So far this year, U.S. oil futures are down 13%, while cotton prices have fallen 19%. Sugar is 20% lower. Copper is off 21% from its February 2011 record.
A glut of raw materials from crude oil to copper to Palm Oil and cotton is driving down prices and dimming the outlook for commodities over the next few months.
Stores of crude in the developed world are forecast to end 2012 at a two-year high, thanks largely to a slowdown in world demand growth and an unexpected surge in production in the U.S. In China, copper stockpiles are at record levels as the country’s slowing economy limits use of the metal. Cotton bales held in warehouses are predicted to reach an all-time high next year.

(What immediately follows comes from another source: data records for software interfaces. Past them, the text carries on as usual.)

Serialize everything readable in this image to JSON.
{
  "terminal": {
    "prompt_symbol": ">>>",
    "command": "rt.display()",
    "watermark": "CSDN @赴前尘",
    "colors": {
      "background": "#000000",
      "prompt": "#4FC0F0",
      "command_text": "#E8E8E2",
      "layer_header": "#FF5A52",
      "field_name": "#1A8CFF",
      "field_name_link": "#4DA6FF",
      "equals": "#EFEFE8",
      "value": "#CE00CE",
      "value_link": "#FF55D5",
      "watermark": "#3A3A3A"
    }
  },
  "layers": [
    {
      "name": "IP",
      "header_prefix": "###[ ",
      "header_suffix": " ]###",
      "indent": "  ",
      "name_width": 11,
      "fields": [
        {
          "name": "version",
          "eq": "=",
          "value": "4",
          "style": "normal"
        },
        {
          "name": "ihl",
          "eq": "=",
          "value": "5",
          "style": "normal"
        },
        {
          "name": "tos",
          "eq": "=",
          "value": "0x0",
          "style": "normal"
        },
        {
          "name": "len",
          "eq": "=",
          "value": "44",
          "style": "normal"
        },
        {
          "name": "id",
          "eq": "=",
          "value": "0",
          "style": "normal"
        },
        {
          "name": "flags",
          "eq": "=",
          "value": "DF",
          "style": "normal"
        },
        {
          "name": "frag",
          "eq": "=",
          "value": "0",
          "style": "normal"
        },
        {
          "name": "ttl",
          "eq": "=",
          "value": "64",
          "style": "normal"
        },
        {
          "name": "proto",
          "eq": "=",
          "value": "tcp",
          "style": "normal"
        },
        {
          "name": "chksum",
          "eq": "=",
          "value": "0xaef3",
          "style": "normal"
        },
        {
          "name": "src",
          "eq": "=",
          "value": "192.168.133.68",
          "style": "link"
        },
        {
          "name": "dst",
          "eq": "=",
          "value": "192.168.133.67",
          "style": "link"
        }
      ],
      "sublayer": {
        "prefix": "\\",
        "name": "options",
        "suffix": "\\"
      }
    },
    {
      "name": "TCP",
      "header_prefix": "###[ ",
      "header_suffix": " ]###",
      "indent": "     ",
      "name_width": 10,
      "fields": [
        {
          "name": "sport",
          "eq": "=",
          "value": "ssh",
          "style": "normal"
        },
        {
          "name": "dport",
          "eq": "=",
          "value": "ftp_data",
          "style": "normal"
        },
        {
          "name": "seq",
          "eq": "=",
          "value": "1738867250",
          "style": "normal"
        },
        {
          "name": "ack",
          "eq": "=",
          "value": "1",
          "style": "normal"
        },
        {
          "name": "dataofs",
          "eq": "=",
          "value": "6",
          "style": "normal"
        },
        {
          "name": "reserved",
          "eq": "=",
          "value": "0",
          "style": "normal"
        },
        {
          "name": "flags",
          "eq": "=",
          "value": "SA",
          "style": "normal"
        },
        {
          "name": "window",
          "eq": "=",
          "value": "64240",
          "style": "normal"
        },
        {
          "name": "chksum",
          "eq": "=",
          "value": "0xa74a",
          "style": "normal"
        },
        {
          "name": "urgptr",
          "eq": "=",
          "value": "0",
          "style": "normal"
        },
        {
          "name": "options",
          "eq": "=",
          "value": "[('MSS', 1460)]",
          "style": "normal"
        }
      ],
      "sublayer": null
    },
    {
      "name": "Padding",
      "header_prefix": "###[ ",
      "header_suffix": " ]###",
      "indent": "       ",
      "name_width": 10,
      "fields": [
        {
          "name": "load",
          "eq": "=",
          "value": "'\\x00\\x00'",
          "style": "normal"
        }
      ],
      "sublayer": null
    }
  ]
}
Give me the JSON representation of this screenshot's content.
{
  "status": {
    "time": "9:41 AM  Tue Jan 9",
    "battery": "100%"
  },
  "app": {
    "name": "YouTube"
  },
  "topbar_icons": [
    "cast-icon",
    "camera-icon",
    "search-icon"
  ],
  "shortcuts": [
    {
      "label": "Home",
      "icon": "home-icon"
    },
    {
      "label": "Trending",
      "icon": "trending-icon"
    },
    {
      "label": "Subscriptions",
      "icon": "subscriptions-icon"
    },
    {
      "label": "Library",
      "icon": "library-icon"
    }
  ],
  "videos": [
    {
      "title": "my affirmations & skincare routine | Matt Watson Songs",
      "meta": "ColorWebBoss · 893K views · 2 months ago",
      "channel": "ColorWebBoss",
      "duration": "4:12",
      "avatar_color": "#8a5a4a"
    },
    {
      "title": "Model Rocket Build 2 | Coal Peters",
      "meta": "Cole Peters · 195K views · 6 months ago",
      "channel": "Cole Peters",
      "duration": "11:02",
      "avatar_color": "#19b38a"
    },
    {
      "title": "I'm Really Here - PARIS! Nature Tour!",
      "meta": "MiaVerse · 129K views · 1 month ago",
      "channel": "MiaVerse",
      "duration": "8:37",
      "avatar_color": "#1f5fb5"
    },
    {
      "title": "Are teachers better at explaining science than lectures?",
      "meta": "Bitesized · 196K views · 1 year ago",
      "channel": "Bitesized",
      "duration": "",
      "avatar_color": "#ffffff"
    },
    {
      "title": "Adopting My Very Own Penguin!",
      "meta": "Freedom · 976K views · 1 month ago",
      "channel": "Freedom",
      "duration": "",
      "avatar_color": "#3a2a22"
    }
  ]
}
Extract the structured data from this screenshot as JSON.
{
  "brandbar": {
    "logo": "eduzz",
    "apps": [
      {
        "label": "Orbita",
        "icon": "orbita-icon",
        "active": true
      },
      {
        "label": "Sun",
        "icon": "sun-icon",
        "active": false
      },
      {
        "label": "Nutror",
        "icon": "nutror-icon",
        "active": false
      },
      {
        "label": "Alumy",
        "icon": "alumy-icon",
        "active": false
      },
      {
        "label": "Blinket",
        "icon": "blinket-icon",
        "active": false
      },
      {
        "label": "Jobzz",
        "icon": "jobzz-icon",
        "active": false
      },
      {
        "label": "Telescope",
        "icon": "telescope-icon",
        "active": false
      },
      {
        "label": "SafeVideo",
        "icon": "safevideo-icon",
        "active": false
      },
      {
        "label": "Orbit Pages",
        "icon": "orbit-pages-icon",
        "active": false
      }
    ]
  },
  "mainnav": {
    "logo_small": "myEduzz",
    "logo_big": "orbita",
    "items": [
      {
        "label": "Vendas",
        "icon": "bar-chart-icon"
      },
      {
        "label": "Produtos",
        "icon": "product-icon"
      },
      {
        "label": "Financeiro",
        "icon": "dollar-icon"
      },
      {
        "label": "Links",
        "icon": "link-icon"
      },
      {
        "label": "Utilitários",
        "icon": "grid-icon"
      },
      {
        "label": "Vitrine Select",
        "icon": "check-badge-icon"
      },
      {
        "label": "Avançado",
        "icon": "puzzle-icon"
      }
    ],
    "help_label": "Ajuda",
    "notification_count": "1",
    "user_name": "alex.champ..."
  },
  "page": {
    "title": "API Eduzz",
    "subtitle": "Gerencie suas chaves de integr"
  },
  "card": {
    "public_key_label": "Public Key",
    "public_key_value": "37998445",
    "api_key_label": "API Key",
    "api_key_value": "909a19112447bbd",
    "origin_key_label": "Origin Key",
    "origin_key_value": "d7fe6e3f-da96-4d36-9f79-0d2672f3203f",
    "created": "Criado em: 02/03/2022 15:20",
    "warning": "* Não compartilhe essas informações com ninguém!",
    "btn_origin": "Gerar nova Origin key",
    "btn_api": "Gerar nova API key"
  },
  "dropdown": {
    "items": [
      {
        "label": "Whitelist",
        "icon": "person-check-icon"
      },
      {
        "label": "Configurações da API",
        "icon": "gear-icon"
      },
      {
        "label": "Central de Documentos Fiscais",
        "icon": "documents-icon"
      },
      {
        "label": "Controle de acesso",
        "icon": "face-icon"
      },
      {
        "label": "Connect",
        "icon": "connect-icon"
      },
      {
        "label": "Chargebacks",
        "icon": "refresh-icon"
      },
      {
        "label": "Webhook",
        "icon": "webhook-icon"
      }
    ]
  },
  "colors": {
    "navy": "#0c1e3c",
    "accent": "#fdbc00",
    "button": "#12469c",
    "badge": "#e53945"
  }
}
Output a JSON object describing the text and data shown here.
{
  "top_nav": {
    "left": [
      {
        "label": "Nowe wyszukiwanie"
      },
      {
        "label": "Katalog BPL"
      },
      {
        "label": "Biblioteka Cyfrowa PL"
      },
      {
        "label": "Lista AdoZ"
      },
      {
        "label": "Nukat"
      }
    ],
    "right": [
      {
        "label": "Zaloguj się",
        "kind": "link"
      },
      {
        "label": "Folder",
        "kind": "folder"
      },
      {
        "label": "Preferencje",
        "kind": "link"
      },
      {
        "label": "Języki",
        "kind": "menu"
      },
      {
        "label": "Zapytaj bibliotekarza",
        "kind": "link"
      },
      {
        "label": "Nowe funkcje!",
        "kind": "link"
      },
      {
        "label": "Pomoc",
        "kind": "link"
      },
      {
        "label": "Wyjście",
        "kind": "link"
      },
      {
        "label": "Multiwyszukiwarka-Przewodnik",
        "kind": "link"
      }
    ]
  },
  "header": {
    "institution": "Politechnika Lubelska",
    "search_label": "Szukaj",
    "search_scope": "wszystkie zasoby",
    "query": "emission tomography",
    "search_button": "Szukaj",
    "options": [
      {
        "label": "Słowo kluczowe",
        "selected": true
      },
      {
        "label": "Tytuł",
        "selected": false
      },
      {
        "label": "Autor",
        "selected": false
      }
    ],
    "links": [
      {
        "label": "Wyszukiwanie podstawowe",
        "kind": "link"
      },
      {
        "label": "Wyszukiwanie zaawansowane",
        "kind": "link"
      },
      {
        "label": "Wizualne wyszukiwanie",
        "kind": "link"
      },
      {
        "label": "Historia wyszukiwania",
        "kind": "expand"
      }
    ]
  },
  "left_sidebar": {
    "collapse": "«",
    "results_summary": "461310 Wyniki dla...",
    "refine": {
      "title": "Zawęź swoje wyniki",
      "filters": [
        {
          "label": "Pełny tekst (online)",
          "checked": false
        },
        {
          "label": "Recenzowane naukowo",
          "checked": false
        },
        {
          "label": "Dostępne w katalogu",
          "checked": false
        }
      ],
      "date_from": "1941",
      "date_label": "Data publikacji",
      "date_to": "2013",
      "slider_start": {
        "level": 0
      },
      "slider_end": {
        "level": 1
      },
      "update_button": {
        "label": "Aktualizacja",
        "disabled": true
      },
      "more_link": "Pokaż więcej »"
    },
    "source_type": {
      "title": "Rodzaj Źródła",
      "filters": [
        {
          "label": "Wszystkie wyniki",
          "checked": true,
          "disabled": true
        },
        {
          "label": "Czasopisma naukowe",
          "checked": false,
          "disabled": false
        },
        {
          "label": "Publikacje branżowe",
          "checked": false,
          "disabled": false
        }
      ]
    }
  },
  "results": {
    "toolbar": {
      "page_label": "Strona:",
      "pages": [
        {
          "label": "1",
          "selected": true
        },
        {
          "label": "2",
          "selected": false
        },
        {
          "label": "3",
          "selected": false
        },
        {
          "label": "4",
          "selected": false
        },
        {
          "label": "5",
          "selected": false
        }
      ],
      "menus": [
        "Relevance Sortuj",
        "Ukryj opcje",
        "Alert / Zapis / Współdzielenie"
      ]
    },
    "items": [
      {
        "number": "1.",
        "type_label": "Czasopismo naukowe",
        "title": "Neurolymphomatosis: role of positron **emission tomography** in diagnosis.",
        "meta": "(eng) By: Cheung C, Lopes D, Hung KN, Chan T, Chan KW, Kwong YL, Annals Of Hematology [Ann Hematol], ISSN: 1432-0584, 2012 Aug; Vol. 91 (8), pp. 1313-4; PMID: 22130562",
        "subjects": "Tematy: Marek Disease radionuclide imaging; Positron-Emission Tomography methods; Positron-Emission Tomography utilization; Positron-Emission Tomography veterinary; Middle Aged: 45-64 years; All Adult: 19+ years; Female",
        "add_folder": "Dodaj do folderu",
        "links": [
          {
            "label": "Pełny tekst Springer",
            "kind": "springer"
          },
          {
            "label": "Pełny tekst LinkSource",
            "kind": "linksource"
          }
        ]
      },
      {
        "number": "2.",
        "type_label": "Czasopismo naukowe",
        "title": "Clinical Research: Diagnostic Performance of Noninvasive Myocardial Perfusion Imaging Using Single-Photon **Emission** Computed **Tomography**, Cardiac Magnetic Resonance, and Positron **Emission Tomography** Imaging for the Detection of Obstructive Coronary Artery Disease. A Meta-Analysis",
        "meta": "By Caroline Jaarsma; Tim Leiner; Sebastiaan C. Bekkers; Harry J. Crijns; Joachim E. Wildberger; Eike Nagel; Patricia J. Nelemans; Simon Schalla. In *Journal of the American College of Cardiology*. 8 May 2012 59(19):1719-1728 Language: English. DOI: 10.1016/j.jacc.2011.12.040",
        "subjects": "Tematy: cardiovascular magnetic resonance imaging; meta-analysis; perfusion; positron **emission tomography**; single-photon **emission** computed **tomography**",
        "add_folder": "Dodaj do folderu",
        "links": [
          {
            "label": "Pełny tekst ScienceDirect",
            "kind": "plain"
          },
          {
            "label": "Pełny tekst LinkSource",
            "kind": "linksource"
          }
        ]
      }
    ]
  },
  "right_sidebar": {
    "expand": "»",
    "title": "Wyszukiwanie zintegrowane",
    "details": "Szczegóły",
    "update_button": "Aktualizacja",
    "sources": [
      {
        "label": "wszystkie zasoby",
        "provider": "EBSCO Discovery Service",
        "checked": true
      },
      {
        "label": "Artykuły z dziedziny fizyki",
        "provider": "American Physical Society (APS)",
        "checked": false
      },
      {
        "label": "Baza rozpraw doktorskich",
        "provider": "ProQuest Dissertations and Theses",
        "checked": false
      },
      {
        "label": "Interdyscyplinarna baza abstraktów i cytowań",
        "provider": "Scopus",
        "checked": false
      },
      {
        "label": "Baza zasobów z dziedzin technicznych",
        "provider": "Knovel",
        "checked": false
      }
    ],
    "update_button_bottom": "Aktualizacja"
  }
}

The reasons for the supply glut vary widely by market. High prices in recent years convinced farmers to grow larger crops. New drilling technologies unlocked massive new oil and natural-gas reserves in the U.S. Companies serving fast-growing markets in Asia ramped up exploration and production to meet demand for industrial metals and other goods. Many companies are continuing efforts to tap new resources because prices are still high enough to turn a profit.